_INFORMATION:_
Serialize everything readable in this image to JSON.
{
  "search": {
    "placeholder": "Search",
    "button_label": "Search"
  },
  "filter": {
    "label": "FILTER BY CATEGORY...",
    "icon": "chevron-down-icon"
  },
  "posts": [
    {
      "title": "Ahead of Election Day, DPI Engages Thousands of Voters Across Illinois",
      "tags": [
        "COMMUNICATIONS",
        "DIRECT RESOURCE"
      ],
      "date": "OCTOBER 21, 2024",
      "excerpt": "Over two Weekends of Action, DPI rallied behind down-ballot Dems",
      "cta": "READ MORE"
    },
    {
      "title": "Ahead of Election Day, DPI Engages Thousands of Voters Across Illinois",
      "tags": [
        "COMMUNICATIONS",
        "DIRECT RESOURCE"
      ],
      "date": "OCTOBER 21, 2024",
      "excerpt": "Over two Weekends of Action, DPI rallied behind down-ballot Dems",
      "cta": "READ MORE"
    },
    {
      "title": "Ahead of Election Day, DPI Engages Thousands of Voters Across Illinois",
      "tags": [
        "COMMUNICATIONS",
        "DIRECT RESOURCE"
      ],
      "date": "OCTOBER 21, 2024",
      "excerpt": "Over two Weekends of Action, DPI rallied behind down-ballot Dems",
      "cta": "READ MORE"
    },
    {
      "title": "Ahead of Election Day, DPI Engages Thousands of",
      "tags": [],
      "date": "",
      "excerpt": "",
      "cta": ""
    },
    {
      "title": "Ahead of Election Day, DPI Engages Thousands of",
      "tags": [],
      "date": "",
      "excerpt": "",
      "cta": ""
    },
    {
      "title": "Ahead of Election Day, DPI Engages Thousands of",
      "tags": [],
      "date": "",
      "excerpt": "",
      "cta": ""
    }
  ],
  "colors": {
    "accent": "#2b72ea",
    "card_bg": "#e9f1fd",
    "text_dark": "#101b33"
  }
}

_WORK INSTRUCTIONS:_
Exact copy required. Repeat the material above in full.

_TASK ANSWER:_
Serialize everything readable in this image to JSON.
{
  "search": {
    "placeholder": "Search",
    "button_label": "Search"
  },
  "filter": {
    "label": "FILTER BY CATEGORY...",
    "icon": "chevron-down-icon"
  },
  "posts": [
    {
      "title": "Ahead of Election Day, DPI Engages Thousands of Voters Across Illinois",
      "tags": [
        "COMMUNICATIONS",
        "DIRECT RESOURCE"
      ],
      "date": "OCTOBER 21, 2024",
      "excerpt": "Over two Weekends of Action, DPI rallied behind down-ballot Dems",
      "cta": "READ MORE"
    },
    {
      "title": "Ahead of Election Day, DPI Engages Thousands of Voters Across Illinois",
      "tags": [
        "COMMUNICATIONS",
        "DIRECT RESOURCE"
      ],
      "date": "OCTOBER 21, 2024",
      "excerpt": "Over two Weekends of Action, DPI rallied behind down-ballot Dems",
      "cta": "READ MORE"
    },
    {
      "title": "Ahead of Election Day, DPI Engages Thousands of Voters Across Illinois",
      "tags": [
        "COMMUNICATIONS",
        "DIRECT RESOURCE"
      ],
      "date": "OCTOBER 21, 2024",
      "excerpt": "Over two Weekends of Action, DPI rallied behind down-ballot Dems",
      "cta": "READ MORE"
    },
    {
      "title": "Ahead of Election Day, DPI Engages Thousands of",
      "tags": [],
      "date": "",
      "excerpt": "",
      "cta": ""
    },
    {
      "title": "Ahead of Election Day, DPI Engages Thousands of",
      "tags": [],
      "date": "",
      "excerpt": "",
      "cta": ""
    },
    {
      "title": "Ahead of Election Day, DPI Engages Thousands of",
      "tags": [],
      "date": "",
      "excerpt": "",
      "cta": ""
    }
  ],
  "colors": {
    "accent": "#2b72ea",
    "card_bg": "#e9f1fd",
    "text_dark": "#101b33"
  }
}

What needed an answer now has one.